## WHAT YOU ARE ASKED TO DO
Scan the listing below for the string "kind" and copy each line where it turns up.

## ENTRIES SHOWN

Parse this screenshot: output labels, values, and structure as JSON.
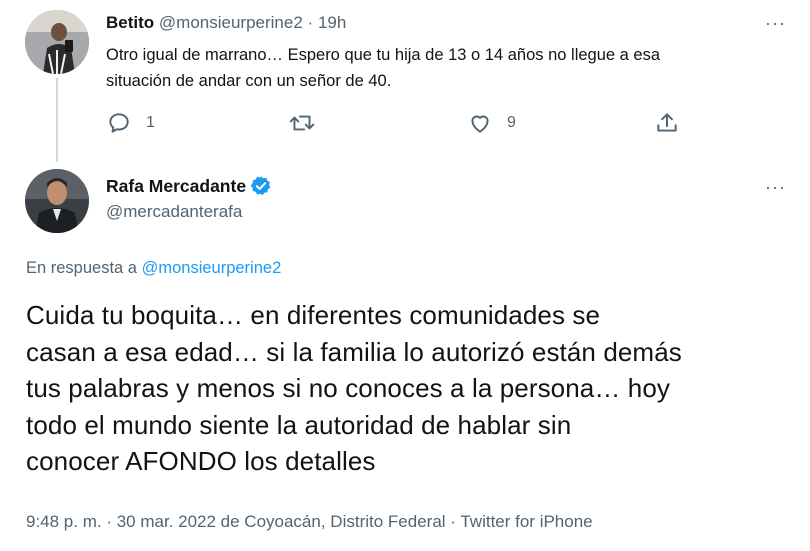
{
  "reply_tweet": {
    "display_name": "Betito",
    "handle": "@monsieurperine2",
    "separator": "·",
    "time": "19h",
    "more_label": "···",
    "text_line1": "Otro igual de marrano… Espero que tu hija de 13 o 14 años no llegue a esa",
    "text_line2": "situación de andar con un señor de 40.",
    "reply_count": "1",
    "retweet_count": "",
    "like_count": "9"
  },
  "main_tweet": {
    "display_name": "Rafa Mercadante",
    "handle": "@mercadanterafa",
    "verified": true,
    "more_label": "···",
    "in_reply_prefix": "En respuesta a",
    "in_reply_handle": "@monsieurperine2",
    "text_lines": [
      "Cuida tu boquita… en diferentes comunidades se",
      "casan a esa edad… si la familia lo autorizó están demás",
      "tus palabras y menos si no conoces a la persona… hoy",
      "todo el mundo siente la autoridad de hablar sin",
      "conocer AFONDO los detalles"
    ],
    "meta": "9:48 p. m. · 30 mar. 2022 de Coyoacán, Distrito Federal · Twitter for iPhone"
  },
  "colors": {
    "accent": "#1d9bf0",
    "muted": "#536471",
    "text": "#0f1419",
    "thread_line": "#cfd9de"
  },
  "icons": {
    "reply": "comment-icon",
    "retweet": "retweet-icon",
    "like": "heart-icon",
    "share": "share-icon",
    "verified": "verified-badge-icon",
    "more": "more-options-icon"
  }
}
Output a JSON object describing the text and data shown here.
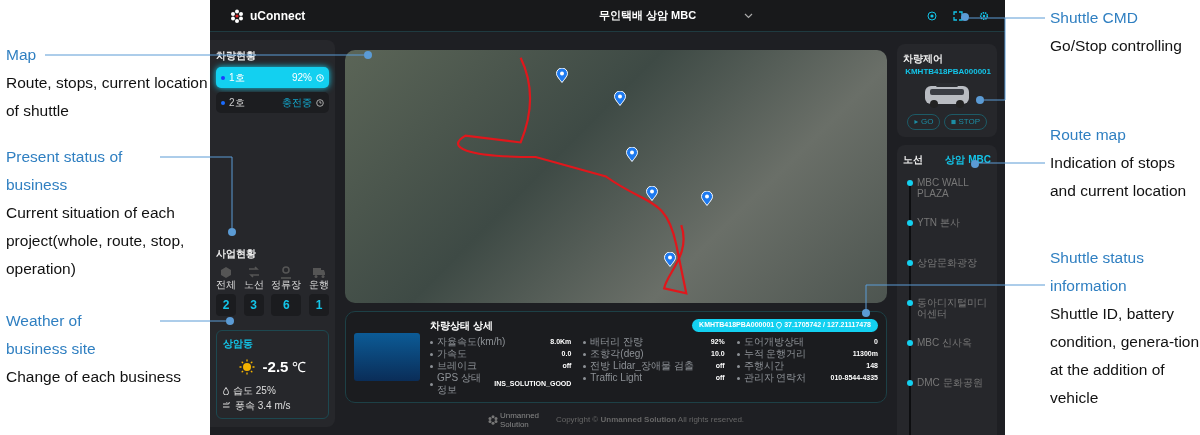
{
  "annotations_left": [
    {
      "title": "Map",
      "description": "Route, stops, current location of shuttle"
    },
    {
      "title": "Present status of business",
      "description": "Current situation of each project(whole, route, stop, operation)"
    },
    {
      "title": "Weather of business site",
      "description": "Change of each business"
    }
  ],
  "annotations_right": [
    {
      "title": "Shuttle CMD",
      "description": "Go/Stop controlling"
    },
    {
      "title": "Route map",
      "description": "Indication of stops and current location"
    },
    {
      "title": "Shuttle status information",
      "description": "Shuttle ID, battery condition, genera-tion at the addition of vehicle"
    }
  ],
  "header": {
    "logo": "uConnect",
    "site": "무인택배 상암 MBC"
  },
  "sidebar": {
    "vehicles_title": "차량현황",
    "vehicles": [
      {
        "name": "1호",
        "status": "92%",
        "selected": true
      },
      {
        "name": "2호",
        "status": "충전중",
        "selected": false
      }
    ],
    "business_title": "사업현황",
    "business": [
      {
        "kind": "all",
        "label": "전체",
        "count": "2"
      },
      {
        "kind": "route",
        "label": "노선",
        "count": "3"
      },
      {
        "kind": "stop",
        "label": "정류장",
        "count": "6"
      },
      {
        "kind": "operation",
        "label": "운행",
        "count": "1"
      }
    ],
    "weather": {
      "location": "상암동",
      "temperature": "-2.5",
      "unit": "℃",
      "humidity": "습도 25%",
      "wind": "풍속 3.4 m/s"
    }
  },
  "detail": {
    "title": "차량상태 상세",
    "vehicle_id": "KMHTB418PBA000001",
    "coords": "37.1705742 / 127.21117478",
    "columns": [
      [
        {
          "label": "자율속도(km/h)",
          "value": "8.0Km"
        },
        {
          "label": "가속도",
          "value": "0.0"
        },
        {
          "label": "브레이크",
          "value": "off"
        },
        {
          "label": "GPS 상태정보",
          "value": "INS_SOLUTION_GOOD"
        }
      ],
      [
        {
          "label": "배터리 잔량",
          "value": "92%"
        },
        {
          "label": "조향각(deg)",
          "value": "10.0"
        },
        {
          "label": "전방 Lidar_장애물 검출",
          "value": "off"
        },
        {
          "label": "Traffic Light",
          "value": "off"
        }
      ],
      [
        {
          "label": "도어개방상태",
          "value": "0"
        },
        {
          "label": "누적 운행거리",
          "value": "11300m"
        },
        {
          "label": "주행시간",
          "value": "148"
        },
        {
          "label": "관리자 연락처",
          "value": "010-8544-4335"
        }
      ]
    ]
  },
  "control": {
    "title": "차량제어",
    "vehicle_id": "KMHTB418PBA000001",
    "buttons": [
      {
        "kind": "go",
        "label": "GO"
      },
      {
        "kind": "stop",
        "label": "STOP"
      }
    ]
  },
  "route": {
    "title": "노선",
    "name": "상암 MBC",
    "stops": [
      "MBC WALL PLAZA",
      "YTN 본사",
      "상암문화광장",
      "동아디지털미디어센터",
      "MBC 신사옥",
      "DMC 문화공원"
    ]
  },
  "footer": {
    "company": "Unmanned Solution",
    "copyright": "Copyright © **Unmanned Solution** All rights reserved."
  }
}
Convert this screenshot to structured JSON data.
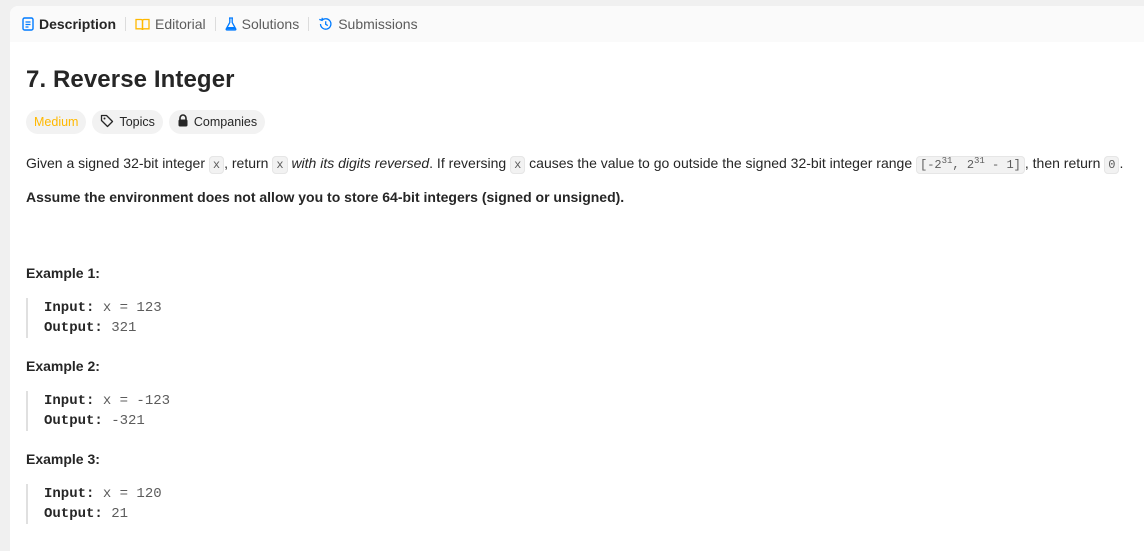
{
  "tabs": [
    {
      "label": "Description",
      "icon": "document-icon",
      "active": true
    },
    {
      "label": "Editorial",
      "icon": "book-icon",
      "active": false
    },
    {
      "label": "Solutions",
      "icon": "flask-icon",
      "active": false
    },
    {
      "label": "Submissions",
      "icon": "history-icon",
      "active": false
    }
  ],
  "problem": {
    "title": "7. Reverse Integer",
    "difficulty": "Medium",
    "topics_label": "Topics",
    "companies_label": "Companies",
    "desc": {
      "p1": "Given a signed 32-bit integer ",
      "code_x": "x",
      "p2": ", return ",
      "p3": " ",
      "em": "with its digits reversed",
      "p4": ". If reversing ",
      "p5": " causes the value to go outside the signed 32-bit integer range ",
      "range_open": "[-2",
      "exp1": "31",
      "range_mid": ", 2",
      "exp2": "31",
      "range_close": " - 1]",
      "p6": ", then return ",
      "zero": "0",
      "p7": "."
    },
    "assume": "Assume the environment does not allow you to store 64-bit integers (signed or unsigned).",
    "examples": [
      {
        "title": "Example 1:",
        "input_label": "Input:",
        "input": "x = 123",
        "output_label": "Output:",
        "output": "321"
      },
      {
        "title": "Example 2:",
        "input_label": "Input:",
        "input": "x = -123",
        "output_label": "Output:",
        "output": "-321"
      },
      {
        "title": "Example 3:",
        "input_label": "Input:",
        "input": "x = 120",
        "output_label": "Output:",
        "output": "21"
      }
    ]
  },
  "colors": {
    "difficulty_medium": "#ffb800",
    "active_tab_icon": "#007bff",
    "editorial_icon": "#ffb800",
    "solutions_icon": "#007bff",
    "submissions_icon": "#007bff"
  }
}
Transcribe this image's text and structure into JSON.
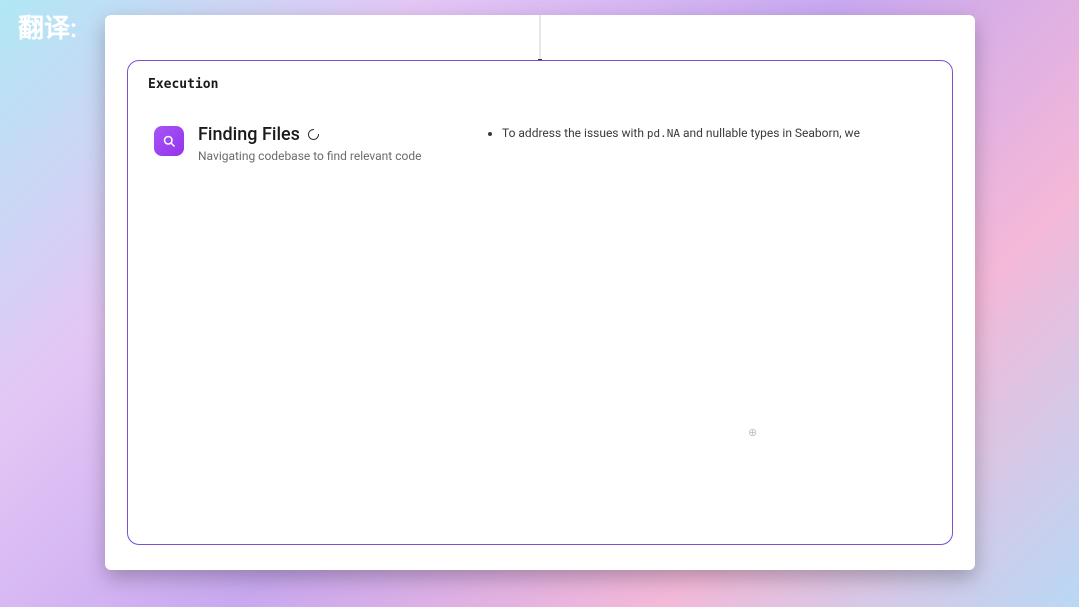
{
  "watermark": "翻译:",
  "panel": {
    "title": "Execution"
  },
  "step": {
    "title": "Finding Files",
    "subtitle": "Navigating codebase to find relevant code"
  },
  "output": {
    "bullet_prefix": "To address the issues with ",
    "code_token": "pd.NA",
    "bullet_suffix": " and nullable types in Seaborn, we"
  }
}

## WRITTEN SOLUTION
        "kind": "all",
        "kind": "route",
        "kind": "stop",
        "kind": "operation",
        "kind": "go",
        "kind": "stop",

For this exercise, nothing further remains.